First she tried to market the image of herself as a fearless first-lady-caught-in the-line-of fire with her exaggerated claims of narrowly missing sniper fire while on a visit to Bosnia in 1996, but now she’s trying to dupe the public into thinking she possesses the same die-hard, give-it-your-all, not-going-down-without-a-fight personality as…Rocky Balboa? In her most recent public appearance, Senator Clinton compared herself to the legendary Sylvester Stallone character in a speech given to the AFL-CIO in Philadelphia today?xml:namespace>

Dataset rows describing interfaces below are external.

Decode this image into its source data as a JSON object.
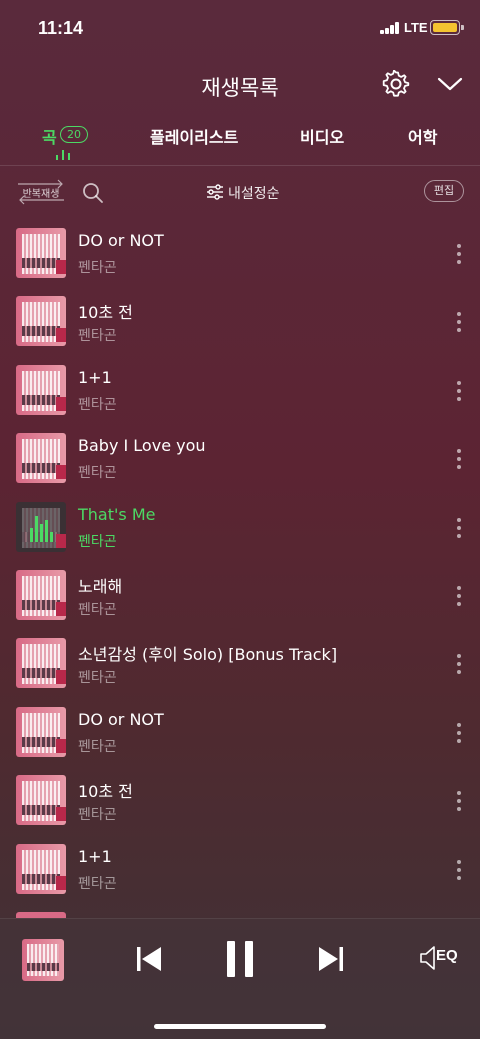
{
  "status": {
    "time": "11:14",
    "network": "LTE"
  },
  "header": {
    "title": "재생목록"
  },
  "tabs": [
    {
      "label": "곡",
      "count": "20",
      "active": true
    },
    {
      "label": "플레이리스트"
    },
    {
      "label": "비디오"
    },
    {
      "label": "어학"
    }
  ],
  "toolbar": {
    "repeat_label": "반복재생",
    "sort_label": "내설정순",
    "edit_label": "편집"
  },
  "songs": [
    {
      "title": "DO or NOT",
      "artist": "펜타곤"
    },
    {
      "title": "10초 전",
      "artist": "펜타곤"
    },
    {
      "title": "1+1",
      "artist": "펜타곤"
    },
    {
      "title": "Baby I Love you",
      "artist": "펜타곤"
    },
    {
      "title": "That's Me",
      "artist": "펜타곤",
      "playing": true
    },
    {
      "title": "노래해",
      "artist": "펜타곤"
    },
    {
      "title": "소년감성 (후이 Solo) [Bonus Track]",
      "artist": "펜타곤"
    },
    {
      "title": "DO or NOT",
      "artist": "펜타곤"
    },
    {
      "title": "10초 전",
      "artist": "펜타곤"
    },
    {
      "title": "1+1",
      "artist": "펜타곤"
    }
  ],
  "player": {
    "eq_label": "EQ"
  },
  "colors": {
    "accent": "#4cd964",
    "battery": "#f4c430"
  }
}
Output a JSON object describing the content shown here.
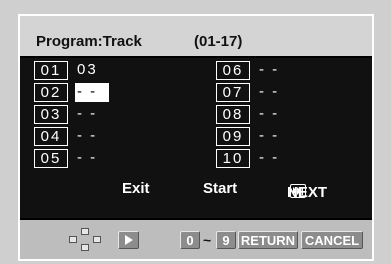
{
  "header": {
    "title": "Program:Track",
    "range": "(01-17)"
  },
  "left_rows": [
    {
      "num": "01",
      "value": "03"
    },
    {
      "num": "02",
      "value": "- -"
    },
    {
      "num": "03",
      "value": "- -"
    },
    {
      "num": "04",
      "value": "- -"
    },
    {
      "num": "05",
      "value": "- -"
    }
  ],
  "right_rows": [
    {
      "num": "06",
      "value": "- -"
    },
    {
      "num": "07",
      "value": "- -"
    },
    {
      "num": "08",
      "value": "- -"
    },
    {
      "num": "09",
      "value": "- -"
    },
    {
      "num": "10",
      "value": "- -"
    }
  ],
  "actions": {
    "exit": "Exit",
    "start": "Start",
    "next": "NEXT"
  },
  "footer": {
    "zero": "0",
    "tilde": "~",
    "nine": "9",
    "return": "RETURN",
    "cancel": "CANCEL"
  },
  "icons": {
    "navigation": "dpad-icon",
    "play": "play-icon",
    "next": "skip-next-icon"
  },
  "colors": {
    "screen_bg": "#111111",
    "header_bg": "#d4d4d4",
    "footer_bg": "#bdbdbd",
    "key_bg": "#8c8c8c"
  }
}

CONSUMER CULTURE10 years agoJanuary 23, 1998 | Looking for culture on the newly named ‘Avenue of the Arts,’ Ellen Barry instead found corporations and flags.“For those who failed to notice it, Huntington Avenue is no more. From Copley Square clear through Brigham Circle… Huntington is now ‘Avenue of the Arts,’ with the requisite flying pennants.
One of the traditions at The New Yorker that has continued unabated by tables of contents, photographs, bylined Talks of the Town, and other heady incursions of late-20th-century magazining is the "newsbreak" -- the wry, lightly condescending filler blurbs at the tail end of select New Yorker stories in which the magazine's copy-editing staff, having plowed through its 3,000-word feature for the afternoon and availed of no better way to entertain itself, takes to excerpting the copy-editing malapropisms of lesser publications.
A soapbox food interview that verges on psychoelectronica, seriously: pseudonymous food critic MC Slim JB talks Darth-Vader-voice-distortion style to FNX about populace dining reviews "Eatin' good in Boston's 'hoods" and "Stuffed: The third-annual dining awards". It's probably some of the strangest shizz you've ever heard.
The Weekly World News may be dead -- long live the Weekly World News -- but who needs it when we've got Boston Herald covers like this one? We were reminded today that the WWN -- bless its putrid, beautiful soul -- perished not because its niche shrank, but precisely because the opposite happened: its practice of fabulism, shameless hyperbole, and proud, profound disdain of anything so mundane as "the facts" metastasized into general practice for the mainstream media.
We can’t say with certainty, on August 8, 2007, whether Bonds’ career achievements come with a taint.